If it's endemic to the whole floor, you need to get upper management involved. It sounds like they were aware of the problem and tried to correct it. They need to know it isn't working.

Share this post


Link to post
Share on other sites

Tweety has 28 years experience and works as a Med-Surg.

3 Likes; 2 Followers; 47,266 Visitors; 28,918 Posts

Sounds very toxic. Sounds like you're just going to have to be your own advocate, not give into the negativity and stand up for yourself. Once you do this, while not popular, people will more than likely not mess with you. Good luck.

Share this post


Link to post
Share on other sites

kbrn2002 has 25 years experience as a ADN, RN and works as a RN Supervisor.

267 Likes; 28,440 Visitors; 2,760 Posts

Gosh nurses can be a gossipy, bratty group can't they? As much as I overhear nurses talking about somebody else, I'd be deluded to think they don't also talk about me when I'm not there.

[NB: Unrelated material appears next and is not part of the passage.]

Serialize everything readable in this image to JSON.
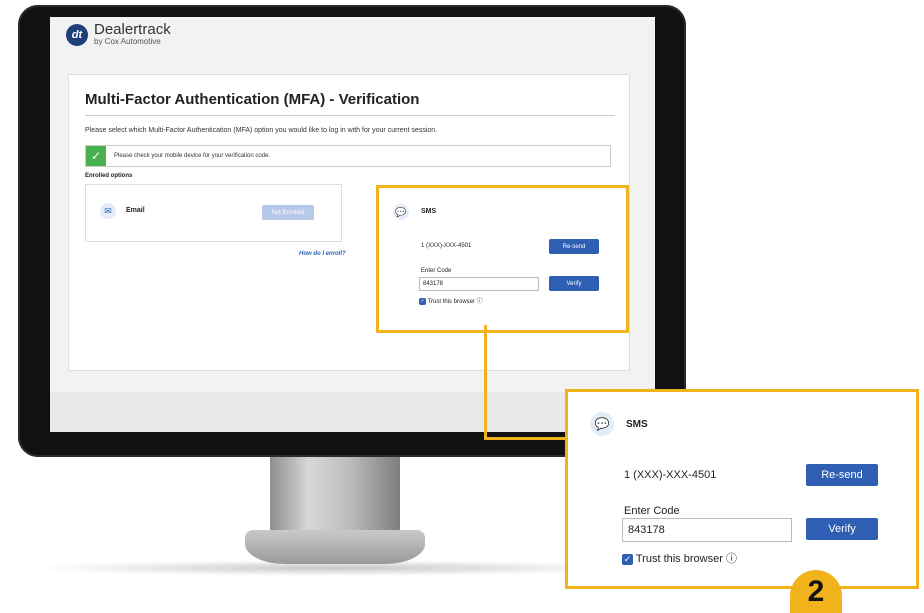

As long as that cattiness doesn't extend to running to the manager and the manager actually paying attention to the cattiness I've learned it's easiest to just ignore the gossip mill conversations.

Now if the boss actually gives credence to these petty complaints and always sides with the favored nurse or group of nurses it may be time to move on. You can survive the gossip if you can pretend that it doesn't exist, but you can't survive the constant looking over your shoulder if your manager is also just looking to find something wrong.

Share this post


Link to post
Share on other sites

Been there,done that has 33 years experience and works as a case manager.

263 Likes; 4 Followers; 68,495 Visitors; 6,203 Posts

There is no "handling "this level of lateral violence. Management is aware, and choosing to partake or ignore.

You are not learning the critical care concept in this environment. Hone your resume.. what other options can you see?

Share this post


Link to post
Share on other sites
advertisement

13,235 Visitors; 1,239 Posts

This could go either way. It may improve as they get to know you and accept you or it may not. I'd give it a little more time.

Share this post


Link to post
Share on other sites

vegasmomma has 3 years experience.

3 Likes; 4,324 Visitors; 138 Posts

I think you should stick with it for your own benefit. Just continually show up, be friendly and get your experience and training. If things dont improve after 24 months move on.

Share this post


Link to post
Share on other sites

8 Likes; 1 Follower; 51 Articles; 93,012 Visitors; 4,800 Posts

Was the nurse who answered your call light a newer nurse? If so, a good learning experience on how assessments are crucial.

You had a co-worker who corrected the misconception. So that worked in your favor.

Learn every last little thing you can. Stick it out until you can reach your goal. Even if it is to be certified in critical care.

Otherwise, do your thing, document everything, keep your chin up. Co-worker's misery don't need your company. Just keep on doing your thing.

Share this post


Link to post
Share on other sites
×